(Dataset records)
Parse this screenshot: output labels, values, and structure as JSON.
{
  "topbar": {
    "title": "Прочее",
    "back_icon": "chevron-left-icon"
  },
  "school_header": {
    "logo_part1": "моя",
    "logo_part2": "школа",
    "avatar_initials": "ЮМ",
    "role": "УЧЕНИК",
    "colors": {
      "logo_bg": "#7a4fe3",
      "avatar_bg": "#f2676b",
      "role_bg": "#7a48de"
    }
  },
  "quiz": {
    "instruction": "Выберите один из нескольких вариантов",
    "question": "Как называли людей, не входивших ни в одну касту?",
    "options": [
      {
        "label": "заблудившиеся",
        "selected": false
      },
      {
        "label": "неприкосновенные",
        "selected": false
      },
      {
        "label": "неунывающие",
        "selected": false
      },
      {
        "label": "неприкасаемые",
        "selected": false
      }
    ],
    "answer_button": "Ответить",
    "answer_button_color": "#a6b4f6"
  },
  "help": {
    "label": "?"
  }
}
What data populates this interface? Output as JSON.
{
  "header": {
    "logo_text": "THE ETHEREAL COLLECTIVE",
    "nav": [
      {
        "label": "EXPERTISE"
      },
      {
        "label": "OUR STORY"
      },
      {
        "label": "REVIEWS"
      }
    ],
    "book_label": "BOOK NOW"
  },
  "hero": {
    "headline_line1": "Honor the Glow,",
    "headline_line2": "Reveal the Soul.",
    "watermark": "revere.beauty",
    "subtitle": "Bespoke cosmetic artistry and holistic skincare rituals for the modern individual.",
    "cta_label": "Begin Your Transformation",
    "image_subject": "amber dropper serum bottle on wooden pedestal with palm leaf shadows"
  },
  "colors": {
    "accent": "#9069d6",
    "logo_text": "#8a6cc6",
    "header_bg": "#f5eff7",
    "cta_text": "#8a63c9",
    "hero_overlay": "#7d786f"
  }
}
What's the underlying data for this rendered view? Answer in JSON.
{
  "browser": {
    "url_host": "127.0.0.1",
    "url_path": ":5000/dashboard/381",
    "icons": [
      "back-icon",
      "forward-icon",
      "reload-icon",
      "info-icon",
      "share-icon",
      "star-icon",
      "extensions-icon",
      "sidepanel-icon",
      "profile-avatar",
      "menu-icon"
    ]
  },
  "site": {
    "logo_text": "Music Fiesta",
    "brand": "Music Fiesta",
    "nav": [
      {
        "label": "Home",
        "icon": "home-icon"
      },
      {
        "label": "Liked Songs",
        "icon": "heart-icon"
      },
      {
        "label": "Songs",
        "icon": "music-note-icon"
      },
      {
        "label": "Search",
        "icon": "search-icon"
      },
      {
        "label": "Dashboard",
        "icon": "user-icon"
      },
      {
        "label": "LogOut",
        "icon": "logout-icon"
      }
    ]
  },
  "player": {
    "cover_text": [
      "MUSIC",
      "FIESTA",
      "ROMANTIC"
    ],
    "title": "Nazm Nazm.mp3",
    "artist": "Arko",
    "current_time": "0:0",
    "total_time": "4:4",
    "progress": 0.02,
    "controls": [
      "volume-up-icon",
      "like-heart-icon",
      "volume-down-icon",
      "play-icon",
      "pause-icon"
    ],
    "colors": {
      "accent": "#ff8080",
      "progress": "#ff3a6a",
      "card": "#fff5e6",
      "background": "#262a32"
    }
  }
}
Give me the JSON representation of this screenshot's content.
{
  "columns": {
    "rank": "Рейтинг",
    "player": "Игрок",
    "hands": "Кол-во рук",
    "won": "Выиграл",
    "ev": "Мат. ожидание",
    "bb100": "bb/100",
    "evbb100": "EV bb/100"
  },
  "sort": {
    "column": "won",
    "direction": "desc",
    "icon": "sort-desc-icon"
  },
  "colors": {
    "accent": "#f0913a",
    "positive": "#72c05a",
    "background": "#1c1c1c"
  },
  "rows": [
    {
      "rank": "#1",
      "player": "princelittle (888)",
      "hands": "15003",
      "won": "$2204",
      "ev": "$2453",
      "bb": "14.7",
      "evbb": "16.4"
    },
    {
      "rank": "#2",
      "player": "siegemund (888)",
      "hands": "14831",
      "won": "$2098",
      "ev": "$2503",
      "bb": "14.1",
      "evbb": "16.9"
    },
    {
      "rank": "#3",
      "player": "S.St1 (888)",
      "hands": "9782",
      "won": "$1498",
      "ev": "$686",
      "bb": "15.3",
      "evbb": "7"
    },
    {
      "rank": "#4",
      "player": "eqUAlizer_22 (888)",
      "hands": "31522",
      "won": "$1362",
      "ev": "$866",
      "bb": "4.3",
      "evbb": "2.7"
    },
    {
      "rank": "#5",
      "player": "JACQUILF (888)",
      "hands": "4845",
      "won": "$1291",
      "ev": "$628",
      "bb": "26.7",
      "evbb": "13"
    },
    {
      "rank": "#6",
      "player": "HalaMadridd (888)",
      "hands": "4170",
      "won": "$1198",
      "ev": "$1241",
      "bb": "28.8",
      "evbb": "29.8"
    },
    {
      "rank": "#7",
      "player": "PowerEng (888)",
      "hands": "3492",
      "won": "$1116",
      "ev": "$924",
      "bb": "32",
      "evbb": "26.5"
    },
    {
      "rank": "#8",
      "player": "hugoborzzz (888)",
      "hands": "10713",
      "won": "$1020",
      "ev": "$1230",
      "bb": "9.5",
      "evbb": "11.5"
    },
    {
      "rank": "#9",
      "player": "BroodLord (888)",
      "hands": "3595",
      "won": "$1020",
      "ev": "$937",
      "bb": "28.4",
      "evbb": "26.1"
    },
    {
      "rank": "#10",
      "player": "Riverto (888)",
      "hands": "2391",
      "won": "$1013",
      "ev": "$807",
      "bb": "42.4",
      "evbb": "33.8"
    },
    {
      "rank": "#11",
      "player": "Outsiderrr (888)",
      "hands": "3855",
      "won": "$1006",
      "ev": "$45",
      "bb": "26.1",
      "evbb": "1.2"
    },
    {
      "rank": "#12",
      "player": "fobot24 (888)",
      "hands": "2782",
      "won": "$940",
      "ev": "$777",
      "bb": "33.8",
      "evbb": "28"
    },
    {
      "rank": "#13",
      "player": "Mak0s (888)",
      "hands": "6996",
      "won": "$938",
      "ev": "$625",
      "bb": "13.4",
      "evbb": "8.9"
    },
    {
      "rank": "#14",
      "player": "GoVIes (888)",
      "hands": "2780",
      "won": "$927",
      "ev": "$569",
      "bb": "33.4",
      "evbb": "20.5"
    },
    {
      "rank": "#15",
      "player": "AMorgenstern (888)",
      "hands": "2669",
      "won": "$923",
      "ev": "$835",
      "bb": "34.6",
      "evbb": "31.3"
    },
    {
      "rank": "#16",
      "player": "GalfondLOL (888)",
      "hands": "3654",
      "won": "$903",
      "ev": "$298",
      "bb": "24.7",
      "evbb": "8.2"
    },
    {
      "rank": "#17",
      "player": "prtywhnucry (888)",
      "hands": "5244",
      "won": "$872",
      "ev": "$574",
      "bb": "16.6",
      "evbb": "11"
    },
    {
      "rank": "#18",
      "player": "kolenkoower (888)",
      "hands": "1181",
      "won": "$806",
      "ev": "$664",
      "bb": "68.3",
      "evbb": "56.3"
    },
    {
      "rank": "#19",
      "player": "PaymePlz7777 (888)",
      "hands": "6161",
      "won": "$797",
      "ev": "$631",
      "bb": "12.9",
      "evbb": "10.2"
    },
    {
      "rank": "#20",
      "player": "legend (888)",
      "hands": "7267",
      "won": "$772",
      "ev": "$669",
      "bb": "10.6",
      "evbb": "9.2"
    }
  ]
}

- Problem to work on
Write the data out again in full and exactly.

- Output for this task
Parse this screenshot: output labels, values, and structure as JSON.
{
  "topbar": {
    "title": "Прочее",
    "back_icon": "chevron-left-icon"
  },
  "school_header": {
    "logo_part1": "моя",
    "logo_part2": "школа",
    "avatar_initials": "ЮМ",
    "role": "УЧЕНИК",
    "colors": {
      "logo_bg": "#7a4fe3",
      "avatar_bg": "#f2676b",
      "role_bg": "#7a48de"
    }
  },
  "quiz": {
    "instruction": "Выберите один из нескольких вариантов",
    "question": "Как называли людей, не входивших ни в одну касту?",
    "options": [
      {
        "label": "заблудившиеся",
        "selected": false
      },
      {
        "label": "неприкосновенные",
        "selected": false
      },
      {
        "label": "неунывающие",
        "selected": false
      },
      {
        "label": "неприкасаемые",
        "selected": false
      }
    ],
    "answer_button": "Ответить",
    "answer_button_color": "#a6b4f6"
  },
  "help": {
    "label": "?"
  }
}
What data populates this interface? Output as JSON.
{
  "header": {
    "logo_text": "THE ETHEREAL COLLECTIVE",
    "nav": [
      {
        "label": "EXPERTISE"
      },
      {
        "label": "OUR STORY"
      },
      {
        "label": "REVIEWS"
      }
    ],
    "book_label": "BOOK NOW"
  },
  "hero": {
    "headline_line1": "Honor the Glow,",
    "headline_line2": "Reveal the Soul.",
    "watermark": "revere.beauty",
    "subtitle": "Bespoke cosmetic artistry and holistic skincare rituals for the modern individual.",
    "cta_label": "Begin Your Transformation",
    "image_subject": "amber dropper serum bottle on wooden pedestal with palm leaf shadows"
  },
  "colors": {
    "accent": "#9069d6",
    "logo_text": "#8a6cc6",
    "header_bg": "#f5eff7",
    "cta_text": "#8a63c9",
    "hero_overlay": "#7d786f"
  }
}
What's the underlying data for this rendered view? Answer in JSON.
{
  "browser": {
    "url_host": "127.0.0.1",
    "url_path": ":5000/dashboard/381",
    "icons": [
      "back-icon",
      "forward-icon",
      "reload-icon",
      "info-icon",
      "share-icon",
      "star-icon",
      "extensions-icon",
      "sidepanel-icon",
      "profile-avatar",
      "menu-icon"
    ]
  },
  "site": {
    "logo_text": "Music Fiesta",
    "brand": "Music Fiesta",
    "nav": [
      {
        "label": "Home",
        "icon": "home-icon"
      },
      {
        "label": "Liked Songs",
        "icon": "heart-icon"
      },
      {
        "label": "Songs",
        "icon": "music-note-icon"
      },
      {
        "label": "Search",
        "icon": "search-icon"
      },
      {
        "label": "Dashboard",
        "icon": "user-icon"
      },
      {
        "label": "LogOut",
        "icon": "logout-icon"
      }
    ]
  },
  "player": {
    "cover_text": [
      "MUSIC",
      "FIESTA",
      "ROMANTIC"
    ],
    "title": "Nazm Nazm.mp3",
    "artist": "Arko",
    "current_time": "0:0",
    "total_time": "4:4",
    "progress": 0.02,
    "controls": [
      "volume-up-icon",
      "like-heart-icon",
      "volume-down-icon",
      "play-icon",
      "pause-icon"
    ],
    "colors": {
      "accent": "#ff8080",
      "progress": "#ff3a6a",
      "card": "#fff5e6",
      "background": "#262a32"
    }
  }
}
Give me the JSON representation of this screenshot's content.
{
  "columns": {
    "rank": "Рейтинг",
    "player": "Игрок",
    "hands": "Кол-во рук",
    "won": "Выиграл",
    "ev": "Мат. ожидание",
    "bb100": "bb/100",
    "evbb100": "EV bb/100"
  },
  "sort": {
    "column": "won",
    "direction": "desc",
    "icon": "sort-desc-icon"
  },
  "colors": {
    "accent": "#f0913a",
    "positive": "#72c05a",
    "background": "#1c1c1c"
  },
  "rows": [
    {
      "rank": "#1",
      "player": "princelittle (888)",
      "hands": "15003",
      "won": "$2204",
      "ev": "$2453",
      "bb": "14.7",
      "evbb": "16.4"
    },
    {
      "rank": "#2",
      "player": "siegemund (888)",
      "hands": "14831",
      "won": "$2098",
      "ev": "$2503",
      "bb": "14.1",
      "evbb": "16.9"
    },
    {
      "rank": "#3",
      "player": "S.St1 (888)",
      "hands": "9782",
      "won": "$1498",
      "ev": "$686",
      "bb": "15.3",
      "evbb": "7"
    },
    {
      "rank": "#4",
      "player": "eqUAlizer_22 (888)",
      "hands": "31522",
      "won": "$1362",
      "ev": "$866",
      "bb": "4.3",
      "evbb": "2.7"
    },
    {
      "rank": "#5",
      "player": "JACQUILF (888)",
      "hands": "4845",
      "won": "$1291",
      "ev": "$628",
      "bb": "26.7",
      "evbb": "13"
    },
    {
      "rank": "#6",
      "player": "HalaMadridd (888)",
      "hands": "4170",
      "won": "$1198",
      "ev": "$1241",
      "bb": "28.8",
      "evbb": "29.8"
    },
    {
      "rank": "#7",
      "player": "PowerEng (888)",
      "hands": "3492",
      "won": "$1116",
      "ev": "$924",
      "bb": "32",
      "evbb": "26.5"
    },
    {
      "rank": "#8",
      "player": "hugoborzzz (888)",
      "hands": "10713",
      "won": "$1020",
      "ev": "$1230",
      "bb": "9.5",
      "evbb": "11.5"
    },
    {
      "rank": "#9",
      "player": "BroodLord (888)",
      "hands": "3595",
      "won": "$1020",
      "ev": "$937",
      "bb": "28.4",
      "evbb": "26.1"
    },
    {
      "rank": "#10",
      "player": "Riverto (888)",
      "hands": "2391",
      "won": "$1013",
      "ev": "$807",
      "bb": "42.4",
      "evbb": "33.8"
    },
    {
      "rank": "#11",
      "player": "Outsiderrr (888)",
      "hands": "3855",
      "won": "$1006",
      "ev": "$45",
      "bb": "26.1",
      "evbb": "1.2"
    },
    {
      "rank": "#12",
      "player": "fobot24 (888)",
      "hands": "2782",
      "won": "$940",
      "ev": "$777",
      "bb": "33.8",
      "evbb": "28"
    },
    {
      "rank": "#13",
      "player": "Mak0s (888)",
      "hands": "6996",
      "won": "$938",
      "ev": "$625",
      "bb": "13.4",
      "evbb": "8.9"
    },
    {
      "rank": "#14",
      "player": "GoVIes (888)",
      "hands": "2780",
      "won": "$927",
      "ev": "$569",
      "bb": "33.4",
      "evbb": "20.5"
    },
    {
      "rank": "#15",
      "player": "AMorgenstern (888)",
      "hands": "2669",
      "won": "$923",
      "ev": "$835",
      "bb": "34.6",
      "evbb": "31.3"
    },
    {
      "rank": "#16",
      "player": "GalfondLOL (888)",
      "hands": "3654",
      "won": "$903",
      "ev": "$298",
      "bb": "24.7",
      "evbb": "8.2"
    },
    {
      "rank": "#17",
      "player": "prtywhnucry (888)",
      "hands": "5244",
      "won": "$872",
      "ev": "$574",
      "bb": "16.6",
      "evbb": "11"
    },
    {
      "rank": "#18",
      "player": "kolenkoower (888)",
      "hands": "1181",
      "won": "$806",
      "ev": "$664",
      "bb": "68.3",
      "evbb": "56.3"
    },
    {
      "rank": "#19",
      "player": "PaymePlz7777 (888)",
      "hands": "6161",
      "won": "$797",
      "ev": "$631",
      "bb": "12.9",
      "evbb": "10.2"
    },
    {
      "rank": "#20",
      "player": "legend (888)",
      "hands": "7267",
      "won": "$772",
      "ev": "$669",
      "bb": "10.6",
      "evbb": "9.2"
    }
  ]
}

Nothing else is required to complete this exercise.